Vulnerability found in Apple M1 processors that cannot be closed by software

Vulnerability found in Apple M1 processors that cannot be closed by software
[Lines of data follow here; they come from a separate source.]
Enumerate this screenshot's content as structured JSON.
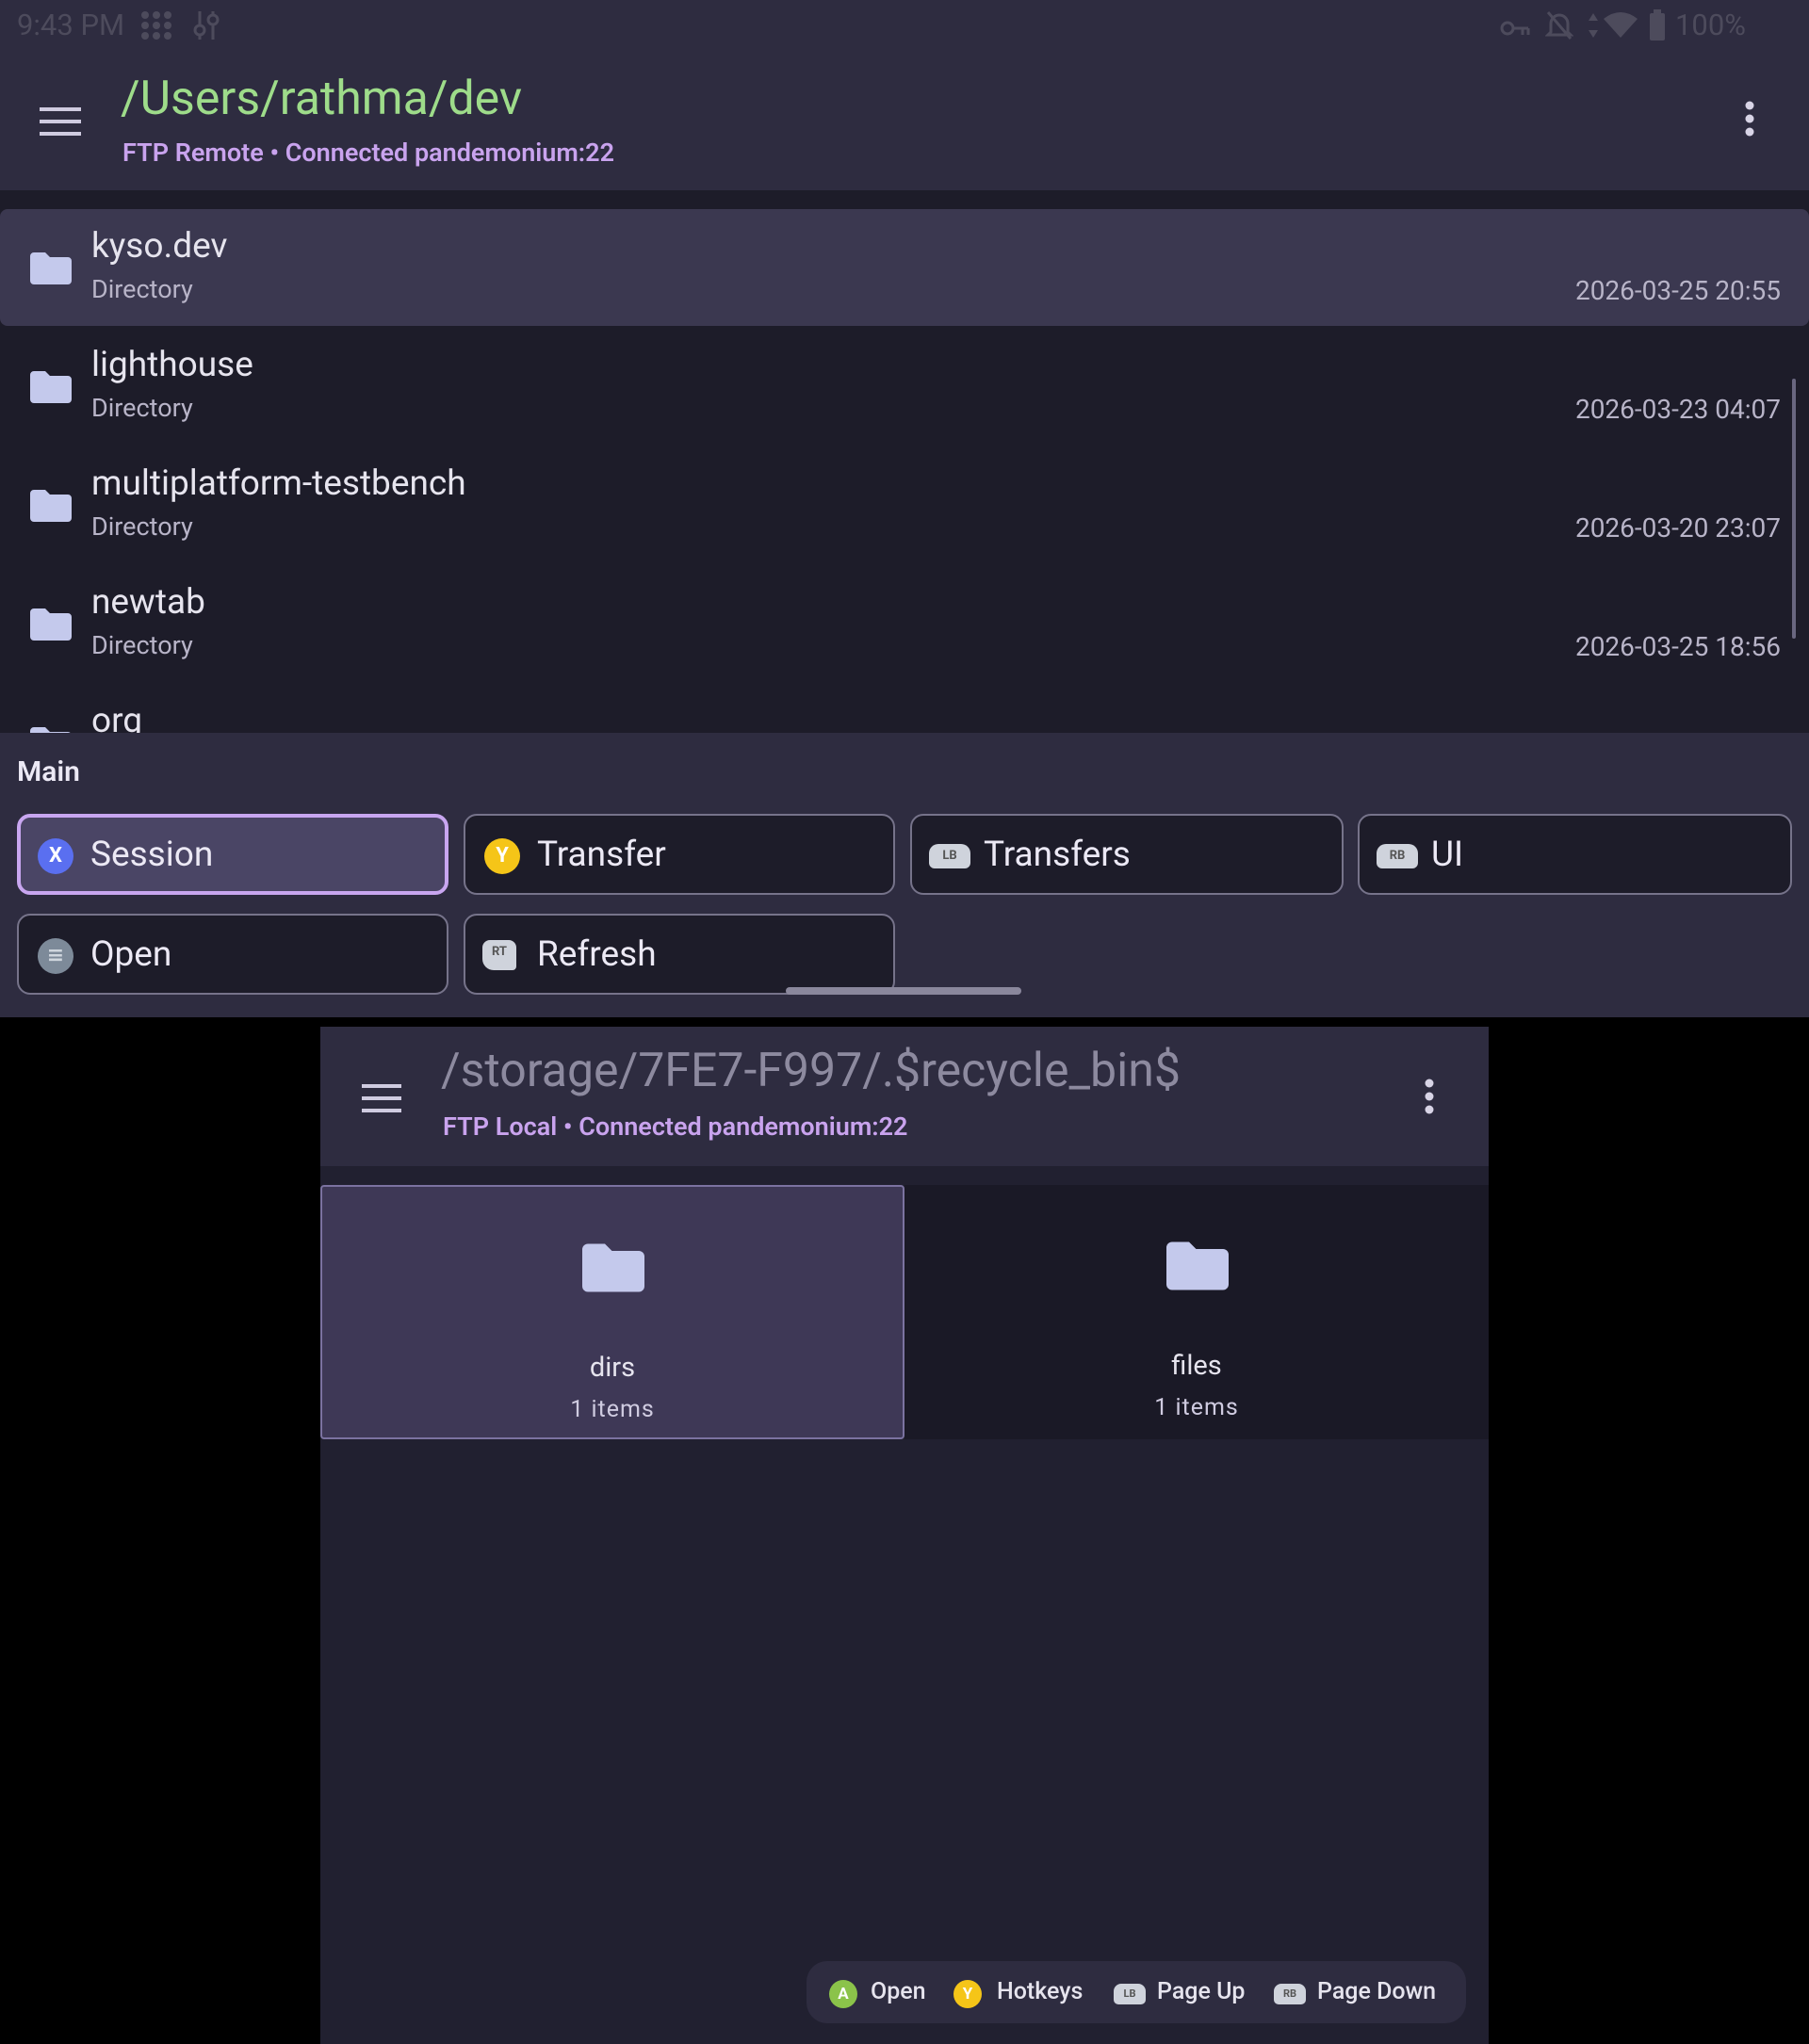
{
  "status_bar": {
    "time": "9:43 PM",
    "battery": "100%"
  },
  "remote": {
    "path": "/Users/rathma/dev",
    "subtitle": "FTP Remote • Connected pandemonium:22",
    "entries": [
      {
        "name": "kyso.dev",
        "type": "Directory",
        "date": "2026-03-25 20:55"
      },
      {
        "name": "lighthouse",
        "type": "Directory",
        "date": "2026-03-23 04:07"
      },
      {
        "name": "multiplatform-testbench",
        "type": "Directory",
        "date": "2026-03-20 23:07"
      },
      {
        "name": "newtab",
        "type": "Directory",
        "date": "2026-03-25 18:56"
      },
      {
        "name": "org",
        "type": "",
        "date": ""
      }
    ]
  },
  "sheet": {
    "title": "Main",
    "actions": [
      {
        "label": "Session",
        "button": "X"
      },
      {
        "label": "Transfer",
        "button": "Y"
      },
      {
        "label": "Transfers",
        "button": "LB"
      },
      {
        "label": "UI",
        "button": "RB"
      },
      {
        "label": "Open",
        "button": "≡"
      },
      {
        "label": "Refresh",
        "button": "RT"
      }
    ]
  },
  "local": {
    "path": "/storage/7FE7-F997/.$recycle_bin$",
    "subtitle": "FTP Local • Connected pandemonium:22",
    "tiles": [
      {
        "name": "dirs",
        "count": "1 items"
      },
      {
        "name": "files",
        "count": "1 items"
      }
    ]
  },
  "hints": [
    {
      "button": "A",
      "label": "Open"
    },
    {
      "button": "Y",
      "label": "Hotkeys"
    },
    {
      "button": "LB",
      "label": "Page Up"
    },
    {
      "button": "RB",
      "label": "Page Down"
    }
  ],
  "colors": {
    "path_green": "#9edc8a",
    "subtitle_purple": "#c9a3ee",
    "selection": "#3b3850",
    "accent_border": "#c8a6f0"
  }
}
Scientists at the Computer Science and Artificial Intelligence Laboratory (CSAIL) at the Massachusetts Institute of Technology have reported the creation of a PACMAN cyberattack technique based on a hardware vulnerability in Apple M1 processors.
The authors of the study specified that their solution could also be relevant for other chips on the Arm-architecture, but it has not yet been confirmed in practice.Image source: apple.comAttack is performed using a combination of hardware and software and can be performed remotely, without physical access to the victim's computer.
In theory, PACMAN gives the attacker access to the OS kernel, which essentially means full control over the machine.
The most annoying thing is that this hardware vulnerability cannot be fixed by any software, which means that it can remain relevant not only for existing, but also for future products.
Theoretically, Arm-chips from other manufacturers, including Qualcomm and Samsung, could also be vulnerable if they use pointer authentication.
The attack is based on the Pointer Authentication security feature, which is used to verify executable software via cryptographic signatures or Pointer Authentication Codes (PACs).
This helps protect the system from attacks involving pointer spoofing of memory addresses, which are controlled by PAC values.
The PACMAN technique allows PAC values to be \"tampered with,\" working in a similar way to the Spectre and Meltdown exploits.
Researchers emphasize that PACMAN works at various privilege levels all the way up to gaining access to the OS kernel.The researchers reported their discovery to Apple months ago.
The vulnerability has not yet been registered in the public CVE database, but the authors of the project promised to do so in the near future.
Scientists will provide all the details in their report at the International Symposium on Computer Architecture (ISCA 2022), which will open on June 18 in New York.

Post a Comment

0 Comments